::: DATA RECORDS
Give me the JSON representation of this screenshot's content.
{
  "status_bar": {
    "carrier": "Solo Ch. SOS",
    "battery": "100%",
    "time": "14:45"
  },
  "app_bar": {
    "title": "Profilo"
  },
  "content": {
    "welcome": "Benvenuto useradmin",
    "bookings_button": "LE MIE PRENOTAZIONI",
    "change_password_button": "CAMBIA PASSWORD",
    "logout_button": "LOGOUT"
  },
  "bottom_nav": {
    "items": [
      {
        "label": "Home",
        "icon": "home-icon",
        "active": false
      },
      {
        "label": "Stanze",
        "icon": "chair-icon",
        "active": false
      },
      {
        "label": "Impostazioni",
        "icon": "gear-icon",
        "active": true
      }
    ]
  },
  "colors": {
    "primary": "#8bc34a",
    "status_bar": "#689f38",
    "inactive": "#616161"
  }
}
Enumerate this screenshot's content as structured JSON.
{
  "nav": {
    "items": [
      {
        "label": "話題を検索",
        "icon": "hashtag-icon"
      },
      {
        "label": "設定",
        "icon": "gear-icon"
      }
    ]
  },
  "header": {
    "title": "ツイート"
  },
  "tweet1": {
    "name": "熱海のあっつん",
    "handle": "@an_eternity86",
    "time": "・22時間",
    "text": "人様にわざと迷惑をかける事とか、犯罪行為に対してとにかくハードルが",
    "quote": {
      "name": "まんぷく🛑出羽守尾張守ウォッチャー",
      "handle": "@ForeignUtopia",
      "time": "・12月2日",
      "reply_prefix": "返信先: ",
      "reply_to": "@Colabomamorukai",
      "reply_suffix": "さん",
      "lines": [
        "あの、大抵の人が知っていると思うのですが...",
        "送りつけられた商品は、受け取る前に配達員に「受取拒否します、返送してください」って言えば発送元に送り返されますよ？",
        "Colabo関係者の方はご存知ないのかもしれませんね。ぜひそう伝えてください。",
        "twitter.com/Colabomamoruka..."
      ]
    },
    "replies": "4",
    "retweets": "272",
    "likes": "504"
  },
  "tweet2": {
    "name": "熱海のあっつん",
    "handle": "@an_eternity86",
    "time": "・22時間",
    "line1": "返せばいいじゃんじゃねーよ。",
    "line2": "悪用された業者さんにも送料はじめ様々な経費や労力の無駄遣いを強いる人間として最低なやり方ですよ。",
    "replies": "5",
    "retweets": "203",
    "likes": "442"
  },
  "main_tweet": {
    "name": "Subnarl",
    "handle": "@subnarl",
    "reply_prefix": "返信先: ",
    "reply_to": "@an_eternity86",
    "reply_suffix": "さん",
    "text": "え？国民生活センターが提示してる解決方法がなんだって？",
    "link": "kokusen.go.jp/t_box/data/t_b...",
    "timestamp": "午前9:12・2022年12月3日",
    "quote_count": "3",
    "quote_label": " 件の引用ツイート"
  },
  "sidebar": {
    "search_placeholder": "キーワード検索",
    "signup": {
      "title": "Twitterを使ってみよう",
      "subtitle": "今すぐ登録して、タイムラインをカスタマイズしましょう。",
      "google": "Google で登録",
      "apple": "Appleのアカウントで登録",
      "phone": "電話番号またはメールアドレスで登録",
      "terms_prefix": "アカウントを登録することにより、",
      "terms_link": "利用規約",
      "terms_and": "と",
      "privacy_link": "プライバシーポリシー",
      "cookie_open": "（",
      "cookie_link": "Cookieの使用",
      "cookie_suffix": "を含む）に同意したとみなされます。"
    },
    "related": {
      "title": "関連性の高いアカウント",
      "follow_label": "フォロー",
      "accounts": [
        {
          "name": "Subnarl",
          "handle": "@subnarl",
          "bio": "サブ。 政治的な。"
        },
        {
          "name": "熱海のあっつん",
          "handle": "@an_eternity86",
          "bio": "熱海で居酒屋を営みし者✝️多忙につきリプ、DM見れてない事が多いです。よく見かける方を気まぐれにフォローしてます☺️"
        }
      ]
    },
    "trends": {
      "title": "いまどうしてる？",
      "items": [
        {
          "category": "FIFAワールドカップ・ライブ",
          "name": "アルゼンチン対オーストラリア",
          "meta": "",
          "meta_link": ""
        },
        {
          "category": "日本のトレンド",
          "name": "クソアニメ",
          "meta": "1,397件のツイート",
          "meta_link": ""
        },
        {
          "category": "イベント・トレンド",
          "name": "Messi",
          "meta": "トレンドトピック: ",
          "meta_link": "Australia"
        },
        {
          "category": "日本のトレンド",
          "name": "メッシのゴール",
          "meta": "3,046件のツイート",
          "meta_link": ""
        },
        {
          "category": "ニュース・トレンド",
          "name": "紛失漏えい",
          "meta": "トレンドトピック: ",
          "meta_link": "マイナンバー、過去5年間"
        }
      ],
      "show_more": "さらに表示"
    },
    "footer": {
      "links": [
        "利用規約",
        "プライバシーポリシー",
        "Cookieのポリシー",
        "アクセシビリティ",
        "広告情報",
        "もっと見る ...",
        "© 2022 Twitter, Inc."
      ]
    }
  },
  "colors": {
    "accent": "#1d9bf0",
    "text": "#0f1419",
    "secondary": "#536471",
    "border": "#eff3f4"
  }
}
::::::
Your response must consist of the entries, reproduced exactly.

▶ **RESPONSE TO THIS TASK**
Give me the JSON representation of this screenshot's content.
{
  "status_bar": {
    "carrier": "Solo Ch. SOS",
    "battery": "100%",
    "time": "14:45"
  },
  "app_bar": {
    "title": "Profilo"
  },
  "content": {
    "welcome": "Benvenuto useradmin",
    "bookings_button": "LE MIE PRENOTAZIONI",
    "change_password_button": "CAMBIA PASSWORD",
    "logout_button": "LOGOUT"
  },
  "bottom_nav": {
    "items": [
      {
        "label": "Home",
        "icon": "home-icon",
        "active": false
      },
      {
        "label": "Stanze",
        "icon": "chair-icon",
        "active": false
      },
      {
        "label": "Impostazioni",
        "icon": "gear-icon",
        "active": true
      }
    ]
  },
  "colors": {
    "primary": "#8bc34a",
    "status_bar": "#689f38",
    "inactive": "#616161"
  }
}
Enumerate this screenshot's content as structured JSON.
{
  "nav": {
    "items": [
      {
        "label": "話題を検索",
        "icon": "hashtag-icon"
      },
      {
        "label": "設定",
        "icon": "gear-icon"
      }
    ]
  },
  "header": {
    "title": "ツイート"
  },
  "tweet1": {
    "name": "熱海のあっつん",
    "handle": "@an_eternity86",
    "time": "・22時間",
    "text": "人様にわざと迷惑をかける事とか、犯罪行為に対してとにかくハードルが",
    "quote": {
      "name": "まんぷく🛑出羽守尾張守ウォッチャー",
      "handle": "@ForeignUtopia",
      "time": "・12月2日",
      "reply_prefix": "返信先: ",
      "reply_to": "@Colabomamorukai",
      "reply_suffix": "さん",
      "lines": [
        "あの、大抵の人が知っていると思うのですが...",
        "送りつけられた商品は、受け取る前に配達員に「受取拒否します、返送してください」って言えば発送元に送り返されますよ？",
        "Colabo関係者の方はご存知ないのかもしれませんね。ぜひそう伝えてください。",
        "twitter.com/Colabomamoruka..."
      ]
    },
    "replies": "4",
    "retweets": "272",
    "likes": "504"
  },
  "tweet2": {
    "name": "熱海のあっつん",
    "handle": "@an_eternity86",
    "time": "・22時間",
    "line1": "返せばいいじゃんじゃねーよ。",
    "line2": "悪用された業者さんにも送料はじめ様々な経費や労力の無駄遣いを強いる人間として最低なやり方ですよ。",
    "replies": "5",
    "retweets": "203",
    "likes": "442"
  },
  "main_tweet": {
    "name": "Subnarl",
    "handle": "@subnarl",
    "reply_prefix": "返信先: ",
    "reply_to": "@an_eternity86",
    "reply_suffix": "さん",
    "text": "え？国民生活センターが提示してる解決方法がなんだって？",
    "link": "kokusen.go.jp/t_box/data/t_b...",
    "timestamp": "午前9:12・2022年12月3日",
    "quote_count": "3",
    "quote_label": " 件の引用ツイート"
  },
  "sidebar": {
    "search_placeholder": "キーワード検索",
    "signup": {
      "title": "Twitterを使ってみよう",
      "subtitle": "今すぐ登録して、タイムラインをカスタマイズしましょう。",
      "google": "Google で登録",
      "apple": "Appleのアカウントで登録",
      "phone": "電話番号またはメールアドレスで登録",
      "terms_prefix": "アカウントを登録することにより、",
      "terms_link": "利用規約",
      "terms_and": "と",
      "privacy_link": "プライバシーポリシー",
      "cookie_open": "（",
      "cookie_link": "Cookieの使用",
      "cookie_suffix": "を含む）に同意したとみなされます。"
    },
    "related": {
      "title": "関連性の高いアカウント",
      "follow_label": "フォロー",
      "accounts": [
        {
          "name": "Subnarl",
          "handle": "@subnarl",
          "bio": "サブ。 政治的な。"
        },
        {
          "name": "熱海のあっつん",
          "handle": "@an_eternity86",
          "bio": "熱海で居酒屋を営みし者✝️多忙につきリプ、DM見れてない事が多いです。よく見かける方を気まぐれにフォローしてます☺️"
        }
      ]
    },
    "trends": {
      "title": "いまどうしてる？",
      "items": [
        {
          "category": "FIFAワールドカップ・ライブ",
          "name": "アルゼンチン対オーストラリア",
          "meta": "",
          "meta_link": ""
        },
        {
          "category": "日本のトレンド",
          "name": "クソアニメ",
          "meta": "1,397件のツイート",
          "meta_link": ""
        },
        {
          "category": "イベント・トレンド",
          "name": "Messi",
          "meta": "トレンドトピック: ",
          "meta_link": "Australia"
        },
        {
          "category": "日本のトレンド",
          "name": "メッシのゴール",
          "meta": "3,046件のツイート",
          "meta_link": ""
        },
        {
          "category": "ニュース・トレンド",
          "name": "紛失漏えい",
          "meta": "トレンドトピック: ",
          "meta_link": "マイナンバー、過去5年間"
        }
      ],
      "show_more": "さらに表示"
    },
    "footer": {
      "links": [
        "利用規約",
        "プライバシーポリシー",
        "Cookieのポリシー",
        "アクセシビリティ",
        "広告情報",
        "もっと見る ...",
        "© 2022 Twitter, Inc."
      ]
    }
  },
  "colors": {
    "accent": "#1d9bf0",
    "text": "#0f1419",
    "secondary": "#536471",
    "border": "#eff3f4"
  }
}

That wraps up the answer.